So far, the list includes a Crossroads GPS ad ominously intoning that Brown "supports Obama's agenda 95 percent of the time"; another that accuses the senator of voting to pay for "reckless spending" with "billions in new taxes"; and a U.S. Chamber of Commerce spot that bashes Brown for opposing oil subsidies and unlimited drilling in the Gulf of Mexico. "The ad says 'U.S. Chamber,' but the money's not from the U.S. Chamber," Brown complains. "It's Exxon giving it to the U.S. Chamber. Or it's the Koch brothers giving it. You don't know. You just know it's a lot of it, and that it's an investment: if they win, they get more tax breaks and weaker environmental laws."

So how does the guy with the bull's-eye on his back respond? At FOP headquarters, Brown concedes that he doesn't have many options. He's hardly poor, having already raised a record $15 million (with another $5.1 million reserved by the Democratic Senatorial Campaign Committee for the fall). "We will have an adequate amount," Brown says. "Less than they'll have, but adequate." Part of the plan is to make the spending itself an issue—to undercut the incessant commercials by speculating, as he does during the FOP event, that nefarious "oil companies," "Wall Street banks," and "Chinese" interests are meddling in the Ohio Senate race because he has opposed their interests in Washington. "Voters are going to start asking, 'Why are all these people we've never heard of spending all this money against [Brown]?'" he tells Newsweek. "I want to put that in people's minds"—whether he can prove it or not.

In the meantime, Brown's best option is to campaign more like a feisty challenger than a placid incumbent. (He even knocked Obama last week for landing at a Mansfield, Ohio, air base threatened by the White House's proposed defense cuts, describing the plan as "penny-wise but pound-foolish.") Endorsements are key. Before 2011, the FOP had never really engaged in grassroots politics. But when Republican Gov. John Kasich banned collective bargaining, even the police sprung into action, helping to gather a record-breaking 1.3 million signatures and trigger a ballot referendum that eventually resulted in repeal. "We learned what we have to do to impact elections," says Jay McDonald, who has settled in across from Brown at FOP headquarters. "And we learned that because they made us learn it."

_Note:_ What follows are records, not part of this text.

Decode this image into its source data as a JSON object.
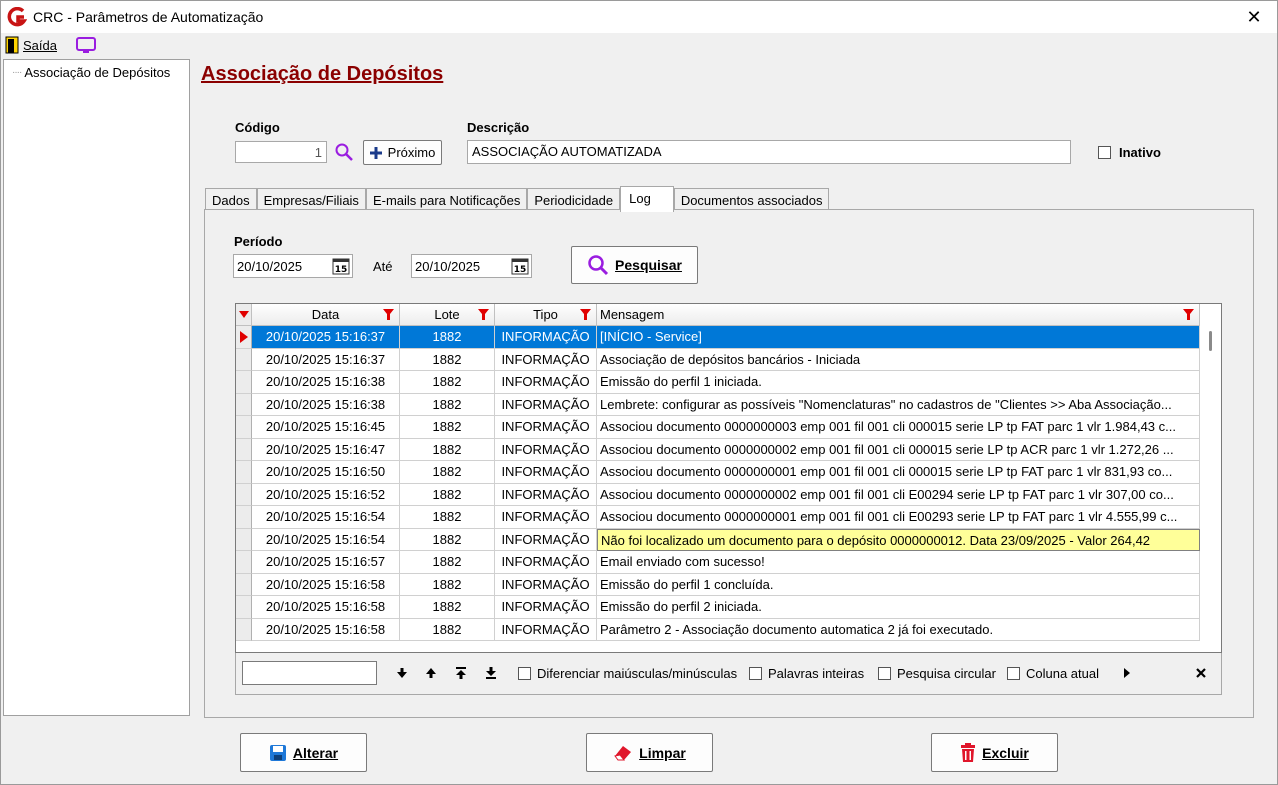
{
  "window": {
    "title": "CRC - Parâmetros de Automatização"
  },
  "menu": {
    "exit_label": "Saída"
  },
  "tree": {
    "items": [
      {
        "label": "Associação de Depósitos"
      }
    ]
  },
  "page": {
    "title": "Associação de Depósitos"
  },
  "form": {
    "codigo_label": "Código",
    "codigo_value": "1",
    "proximo_label": "Próximo",
    "descricao_label": "Descrição",
    "descricao_value": "ASSOCIAÇÃO AUTOMATIZADA",
    "inativo_label": "Inativo",
    "inativo_checked": false
  },
  "tabs": [
    {
      "label": "Dados"
    },
    {
      "label": "Empresas/Filiais"
    },
    {
      "label": "E-mails para Notificações"
    },
    {
      "label": "Periodicidade"
    },
    {
      "label": "Log",
      "active": true
    },
    {
      "label": "Documentos associados"
    }
  ],
  "log": {
    "periodo_label": "Período",
    "start_date": "20/10/2025",
    "ate_label": "Até",
    "end_date": "20/10/2025",
    "search_label": "Pesquisar",
    "columns": [
      "Data",
      "Lote",
      "Tipo",
      "Mensagem"
    ],
    "rows": [
      {
        "data": "20/10/2025 15:16:37",
        "lote": "1882",
        "tipo": "INFORMAÇÃO",
        "msg": "[INÍCIO - Service]",
        "selected": true
      },
      {
        "data": "20/10/2025 15:16:37",
        "lote": "1882",
        "tipo": "INFORMAÇÃO",
        "msg": "Associação de depósitos bancários - Iniciada"
      },
      {
        "data": "20/10/2025 15:16:38",
        "lote": "1882",
        "tipo": "INFORMAÇÃO",
        "msg": "Emissão do perfil 1 iniciada."
      },
      {
        "data": "20/10/2025 15:16:38",
        "lote": "1882",
        "tipo": "INFORMAÇÃO",
        "msg": "Lembrete: configurar as possíveis \"Nomenclaturas\" no cadastros de \"Clientes >> Aba Associação..."
      },
      {
        "data": "20/10/2025 15:16:45",
        "lote": "1882",
        "tipo": "INFORMAÇÃO",
        "msg": "Associou documento 0000000003 emp 001 fil 001 cli 000015 serie LP tp FAT parc 1 vlr 1.984,43 c..."
      },
      {
        "data": "20/10/2025 15:16:47",
        "lote": "1882",
        "tipo": "INFORMAÇÃO",
        "msg": "Associou documento 0000000002 emp 001 fil 001 cli 000015 serie LP tp ACR parc 1 vlr 1.272,26 ..."
      },
      {
        "data": "20/10/2025 15:16:50",
        "lote": "1882",
        "tipo": "INFORMAÇÃO",
        "msg": "Associou documento 0000000001 emp 001 fil 001 cli 000015 serie LP tp FAT parc 1 vlr 831,93 co..."
      },
      {
        "data": "20/10/2025 15:16:52",
        "lote": "1882",
        "tipo": "INFORMAÇÃO",
        "msg": "Associou documento 0000000002 emp 001 fil 001 cli E00294 serie LP tp FAT parc 1 vlr 307,00 co..."
      },
      {
        "data": "20/10/2025 15:16:54",
        "lote": "1882",
        "tipo": "INFORMAÇÃO",
        "msg": "Associou documento 0000000001 emp 001 fil 001 cli E00293 serie LP tp FAT parc 1 vlr 4.555,99 c..."
      },
      {
        "data": "20/10/2025 15:16:54",
        "lote": "1882",
        "tipo": "INFORMAÇÃO",
        "msg": "Não foi localizado um documento para o depósito 0000000012. Data 23/09/2025 - Valor 264,42",
        "tooltip": true
      },
      {
        "data": "20/10/2025 15:16:57",
        "lote": "1882",
        "tipo": "INFORMAÇÃO",
        "msg": "Email enviado com sucesso!"
      },
      {
        "data": "20/10/2025 15:16:58",
        "lote": "1882",
        "tipo": "INFORMAÇÃO",
        "msg": "Emissão do perfil 1 concluída."
      },
      {
        "data": "20/10/2025 15:16:58",
        "lote": "1882",
        "tipo": "INFORMAÇÃO",
        "msg": "Emissão do perfil 2 iniciada."
      },
      {
        "data": "20/10/2025 15:16:58",
        "lote": "1882",
        "tipo": "INFORMAÇÃO",
        "msg": "Parâmetro 2 - Associação documento automatica 2 já foi executado."
      }
    ]
  },
  "findbar": {
    "search_value": "",
    "options": [
      {
        "label": "Diferenciar maiúsculas/minúsculas"
      },
      {
        "label": "Palavras inteiras"
      },
      {
        "label": "Pesquisa circular"
      },
      {
        "label": "Coluna atual"
      }
    ]
  },
  "actions": {
    "alterar_label": "Alterar",
    "limpar_label": "Limpar",
    "excluir_label": "Excluir"
  },
  "colors": {
    "title_red": "#8b0000",
    "selection_blue": "#0078d7",
    "tooltip_yellow": "#ffff99",
    "filter_red": "#e00000"
  }
}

Brown supported the repeal movement, so when the time came for the FOP to endorse, he sensed an opening. He gave in-depth answers on the union's questionnaire. He gladly participated in their "screening": a freewheeling, one-hour conference call with 11 FOP bigwigs. He phoned every screener afterward. He left messages. He called back. He even went to the FOP picnic and pleaded in person for support. "I worked this endorsement really hard," Brown says. "I won it."

But will it make a difference this fall?

McDonald leans in, resting his thick forearms on the table. "It will if we go out and talk to our neighbors," he says. "Now we know the reward that comes with that. A lot of people look down on -public-employee unions. But Officer Smith and Mrs. Jones, the history teacher? They have clout in their communities."

It's a quaint vision of politics, especially in the age of Citizens United. But it's also a reminder that there are still some things money can't buy—and an election might be one of them.

Editor's pick

Newsweek cover
  • Newsweek magazine delivered to your door
  • Unlimited access to
  • Ad free experience
  • iOS and Android app access
  • All newsletters + podcasts
Newsweek cover
  • Unlimited access to
  • Ad free experience
  • iOS and Android app access
  • All newsletters + podcasts